September 2, 2015
Bersih 4.0 Mattered
by Terence Netto
…[T]here’s a premium now on persuasion. Threats or coercion don’t work to convince people to do or not to do a thing. Absent persuasive reasons, you can’t make headway. You lose out, you have to retreat in embarrassment at your lack of persuasive power.–Netto
COMMENT After the gathering comes the reckoning.Now that the Bersih 4 gathering is over, the debate has begun on whether it all mattered.
It has in one respect: there’s a premium now on persuasion. Threats or coercion don’t work to convince people to do or not to do a thing. Absent persuasive reasons, you can’t make headway. You lose out, you have to retreat in embarrassment at your lack of persuasive power.
Take the ban issued on the eve of the gathering on the wearing of yellow Bersih 4 T-shirts and also the announcement that the protest was illegal.

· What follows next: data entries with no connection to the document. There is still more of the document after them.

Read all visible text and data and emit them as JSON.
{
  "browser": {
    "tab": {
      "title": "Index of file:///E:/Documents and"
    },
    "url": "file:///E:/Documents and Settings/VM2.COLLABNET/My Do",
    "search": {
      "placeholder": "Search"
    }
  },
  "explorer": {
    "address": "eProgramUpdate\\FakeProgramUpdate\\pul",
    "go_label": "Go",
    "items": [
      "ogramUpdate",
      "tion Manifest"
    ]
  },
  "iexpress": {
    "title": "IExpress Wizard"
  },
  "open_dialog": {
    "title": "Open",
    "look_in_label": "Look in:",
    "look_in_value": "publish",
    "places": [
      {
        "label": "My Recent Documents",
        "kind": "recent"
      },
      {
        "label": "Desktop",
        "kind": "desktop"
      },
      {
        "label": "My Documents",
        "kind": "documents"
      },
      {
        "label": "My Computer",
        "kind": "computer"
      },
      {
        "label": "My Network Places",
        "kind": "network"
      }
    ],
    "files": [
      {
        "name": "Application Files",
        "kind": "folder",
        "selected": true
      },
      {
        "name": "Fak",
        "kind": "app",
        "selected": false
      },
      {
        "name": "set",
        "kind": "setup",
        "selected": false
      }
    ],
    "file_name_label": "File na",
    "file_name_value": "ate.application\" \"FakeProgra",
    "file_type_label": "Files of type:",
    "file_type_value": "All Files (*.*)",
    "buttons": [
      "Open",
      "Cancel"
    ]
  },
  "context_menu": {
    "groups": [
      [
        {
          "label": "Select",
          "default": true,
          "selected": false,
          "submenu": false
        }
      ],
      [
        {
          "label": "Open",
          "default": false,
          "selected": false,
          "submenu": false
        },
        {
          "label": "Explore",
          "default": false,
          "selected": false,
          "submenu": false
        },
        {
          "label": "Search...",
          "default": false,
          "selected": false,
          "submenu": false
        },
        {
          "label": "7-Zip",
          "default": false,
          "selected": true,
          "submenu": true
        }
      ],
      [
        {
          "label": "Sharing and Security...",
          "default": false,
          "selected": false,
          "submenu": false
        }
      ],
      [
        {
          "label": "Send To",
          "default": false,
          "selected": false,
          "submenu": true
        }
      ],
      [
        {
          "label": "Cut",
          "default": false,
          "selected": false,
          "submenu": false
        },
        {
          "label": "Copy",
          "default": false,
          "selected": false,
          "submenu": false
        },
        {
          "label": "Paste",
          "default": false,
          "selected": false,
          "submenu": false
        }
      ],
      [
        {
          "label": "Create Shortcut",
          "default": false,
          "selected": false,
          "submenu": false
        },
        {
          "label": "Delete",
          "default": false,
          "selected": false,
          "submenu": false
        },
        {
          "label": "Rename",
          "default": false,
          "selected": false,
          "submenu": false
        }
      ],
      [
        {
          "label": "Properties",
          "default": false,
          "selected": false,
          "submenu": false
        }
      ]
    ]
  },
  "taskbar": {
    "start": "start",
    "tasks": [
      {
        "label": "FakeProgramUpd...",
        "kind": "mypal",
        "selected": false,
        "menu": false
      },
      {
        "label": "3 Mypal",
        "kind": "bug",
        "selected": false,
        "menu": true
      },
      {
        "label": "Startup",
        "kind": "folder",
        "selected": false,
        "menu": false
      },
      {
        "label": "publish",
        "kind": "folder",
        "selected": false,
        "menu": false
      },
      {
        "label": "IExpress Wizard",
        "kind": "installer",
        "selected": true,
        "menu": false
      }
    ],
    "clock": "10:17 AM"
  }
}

Both the T-shirt ban and the march’s proscription had to slink away in embarrassment because of their lack of persuasive power.It must have been that even their enforcers were too abashed at the bans’ lack of cogency to want to impose them.
In Bersih 4’s immediate aftermath, the bans’ chief proponent, Home Minister Zahid Hamidi, is seen to appeal to journalists to help the BN persuade non-Malay voters in Selangor to vote for the BN.
That’s quite a turn from not so long ago when he was more likely to lament the “spin” he alleged some journalists working for web news portals constantly subjected whatever it was he said.
Bersih 2.0, the protest gathering’s organisers, has shored up the paradigm shift to persuasion by appealing to the rakyat who turned up for the march not to sit on their laurels now that they have made emphatic the point about the legitimacy of the people’s right to assemble.
Bersih 2.0 urged voters to persuade their MPs to vote for a no-confidence motion against the government of Najib Abdul Razak at Parliament’s sitting next month.
No doubt, voters, especially the marchers who came out on the first day to show their support for Bersih’s goals, will be encouraged to resort to that persuasion simply from discovery that the largely non-Malay turnout on the first day had spurred diversity in the second day’s turnout.
Good demonstration of persuasion
Talk about persuasion, there was a good demonstration of its power in the second day’s racially diverse turnout in comparison to the first day’s.
Possibly, nobody gave the persuasive force of a huge demo a bigger assist than former Prime Minister Mahathir Mohamed who appeared for six minutes on the first day and for an hour on the second.
His detractors argued that it was only tepid support he lent the gathering in a fleeting presence on the first day. As if to prove them wrong, Mahathir appeared for an hour on the second day.
Would he have done that if the crowds had not been bigger and racially diverse on the second day? Score another point for the power of legitimate suasion.
For persuasion to work, listeners must be sensitised to nuances into the actions and arguments deployed in the public square.In response to criticism that he had crossed over to the opposition, Mahathir argued that his two appearances at the Bersih protest were not in support of the NGO’s goals but that he was backing the people’s desire to see Prime Minister Najib Abdul Razak ousted by a vote of no-confidence.
He was careful to make the distinction between support for Bersih’s primary goal of electoral reform and its incidental one of removal of Najib from office.
The Bersih marchers are not going to quibble over these nuances; they were just glad to receive the backing of someone who hitherto had been an arch-foe of street demos.
Mahathir was compelled to make further distinctions, those between his anti-street demo stance of before and his current support for them.
He said his opposition of before was premised on the availability of channels for the expression of the people’s grievances against the system.He argued that such channels under Najib have been closed up and resort to street demos was the only available option.
Hence he, having for long chafed at the bit and found no recourse, could not help but make common cause with the street protesters of Bersih 4.
The thing about all this reasoning by Mahathir is that he makes them and in making them is constrained to make nuanced distinctions.This will compel aficionados of the Najib administration to do the same.
Already they are out to nab what they term as the ‘masterminds’ of the Bersih 4 gathering. They like to infer that there were ‘masterminds’ when all along the people behind the quest for electoral reform and for clean governance have openly displayed their bona fides.
Creating red herrings and chasing after ghosts are the weaknesses of those without persuasive cause and reasons.Bersih 4 has made the curtailment of their tenures easier by reason of their apparent lack of cogency.
Those against the no-confidence motion must ready their case; the other side has offered theirs backed by persuasive reasons.